-- Dataset follows --

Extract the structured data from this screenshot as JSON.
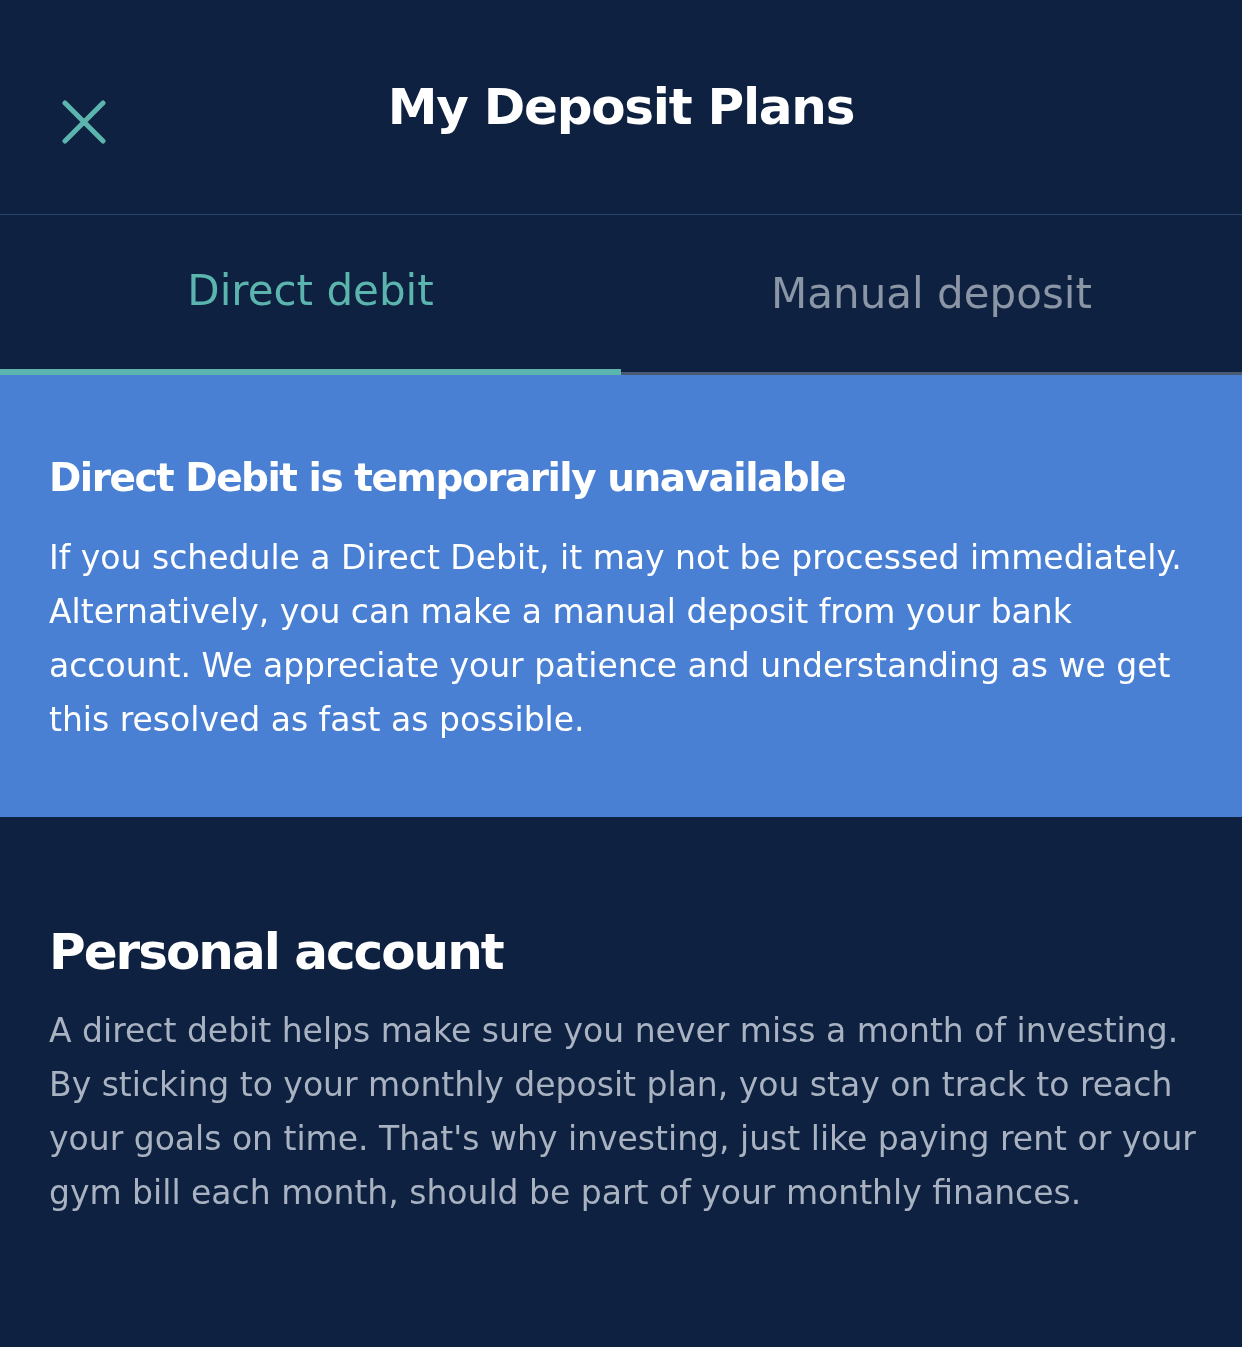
{
  "header": {
    "title": "My Deposit Plans"
  },
  "tabs": [
    {
      "label": "Direct debit",
      "selected": true
    },
    {
      "label": "Manual deposit",
      "selected": false
    }
  ],
  "notice": {
    "title": "Direct Debit is temporarily unavailable",
    "body": "If you schedule a Direct Debit, it may not be processed immediately. Alternatively, you can make a manual deposit from your bank account. We appreciate your patience and understanding as we get this resolved as fast as possible."
  },
  "section": {
    "title": "Personal account",
    "body": "A direct debit helps make sure you never miss a month of investing. By sticking to your monthly deposit plan, you stay on track to reach your goals on time. That's why investing, just like paying rent or your gym bill each month, should be part of your monthly finances."
  }
}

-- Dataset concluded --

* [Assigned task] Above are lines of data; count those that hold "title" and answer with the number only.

* [Task result] 3